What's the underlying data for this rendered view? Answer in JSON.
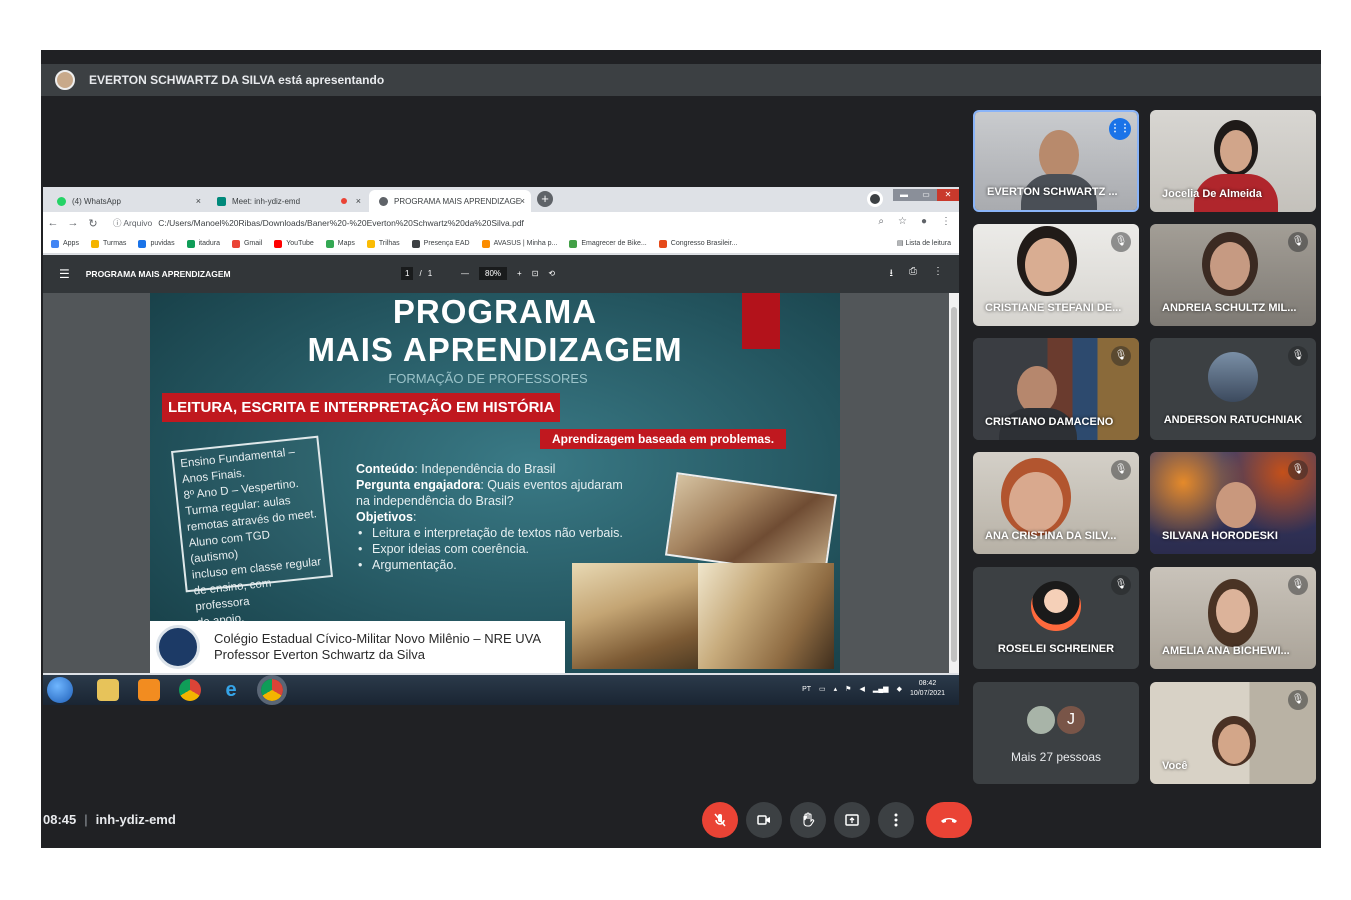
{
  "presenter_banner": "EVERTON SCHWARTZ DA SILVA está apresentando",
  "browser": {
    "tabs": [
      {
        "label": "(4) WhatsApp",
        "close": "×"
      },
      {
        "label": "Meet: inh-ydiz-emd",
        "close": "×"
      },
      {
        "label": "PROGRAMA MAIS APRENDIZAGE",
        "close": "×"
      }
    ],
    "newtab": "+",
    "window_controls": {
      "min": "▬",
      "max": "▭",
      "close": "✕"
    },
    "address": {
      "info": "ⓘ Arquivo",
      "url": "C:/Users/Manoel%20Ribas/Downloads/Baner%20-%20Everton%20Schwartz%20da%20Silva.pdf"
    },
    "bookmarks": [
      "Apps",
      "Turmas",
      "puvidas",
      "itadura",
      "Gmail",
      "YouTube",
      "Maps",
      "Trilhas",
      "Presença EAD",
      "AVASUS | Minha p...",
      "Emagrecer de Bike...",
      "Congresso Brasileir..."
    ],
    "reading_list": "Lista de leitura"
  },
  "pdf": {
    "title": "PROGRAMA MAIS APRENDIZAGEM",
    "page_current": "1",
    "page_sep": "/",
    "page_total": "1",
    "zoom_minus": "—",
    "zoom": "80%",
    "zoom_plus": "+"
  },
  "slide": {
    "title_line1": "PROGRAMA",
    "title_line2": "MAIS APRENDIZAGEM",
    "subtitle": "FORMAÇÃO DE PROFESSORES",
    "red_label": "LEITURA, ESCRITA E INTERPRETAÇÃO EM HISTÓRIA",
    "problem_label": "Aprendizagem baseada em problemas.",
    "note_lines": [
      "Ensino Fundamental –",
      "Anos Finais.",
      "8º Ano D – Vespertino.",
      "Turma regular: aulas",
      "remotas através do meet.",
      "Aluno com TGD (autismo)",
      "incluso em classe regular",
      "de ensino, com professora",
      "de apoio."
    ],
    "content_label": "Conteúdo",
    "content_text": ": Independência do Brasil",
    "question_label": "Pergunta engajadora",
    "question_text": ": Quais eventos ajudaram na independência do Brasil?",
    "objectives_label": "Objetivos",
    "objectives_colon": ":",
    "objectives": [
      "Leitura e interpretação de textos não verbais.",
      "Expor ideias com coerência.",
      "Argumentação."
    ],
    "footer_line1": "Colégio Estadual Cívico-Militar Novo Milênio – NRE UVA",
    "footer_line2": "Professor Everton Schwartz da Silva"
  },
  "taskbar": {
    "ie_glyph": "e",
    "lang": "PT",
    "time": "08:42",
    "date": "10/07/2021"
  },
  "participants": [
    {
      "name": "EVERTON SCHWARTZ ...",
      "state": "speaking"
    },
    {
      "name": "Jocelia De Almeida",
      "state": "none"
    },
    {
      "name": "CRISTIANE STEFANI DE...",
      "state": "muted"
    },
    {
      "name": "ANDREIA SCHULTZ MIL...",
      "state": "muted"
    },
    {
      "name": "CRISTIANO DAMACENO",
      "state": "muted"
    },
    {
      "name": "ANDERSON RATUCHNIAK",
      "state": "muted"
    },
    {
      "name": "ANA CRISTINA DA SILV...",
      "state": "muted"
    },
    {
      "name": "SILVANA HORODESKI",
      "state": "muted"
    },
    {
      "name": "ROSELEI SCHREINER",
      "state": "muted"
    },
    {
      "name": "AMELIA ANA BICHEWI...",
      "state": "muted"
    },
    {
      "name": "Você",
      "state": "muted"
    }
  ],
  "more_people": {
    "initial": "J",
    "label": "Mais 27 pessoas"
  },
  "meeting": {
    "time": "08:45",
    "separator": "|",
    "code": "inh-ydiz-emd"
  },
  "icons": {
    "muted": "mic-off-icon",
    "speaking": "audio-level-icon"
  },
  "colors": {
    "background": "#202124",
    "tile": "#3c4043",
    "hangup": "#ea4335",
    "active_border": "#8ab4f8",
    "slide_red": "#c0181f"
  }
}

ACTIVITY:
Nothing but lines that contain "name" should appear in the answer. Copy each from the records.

WORKED SOLUTION:
      "name": "EVERTON SCHWARTZ ...",
      "name": "Jocelia De Almeida",
      "name": "CRISTIANE STEFANI DE...",
      "name": "ANDREIA SCHULTZ MIL...",
      "name": "CRISTIANO DAMACENO",
      "name": "ANDERSON RATUCHNIAK",
      "name": "ANA CRISTINA DA SILV...",
      "name": "SILVANA HORODESKI",
      "name": "ROSELEI SCHREINER",
      "name": "AMELIA ANA BICHEWI...",
      "name": "Você",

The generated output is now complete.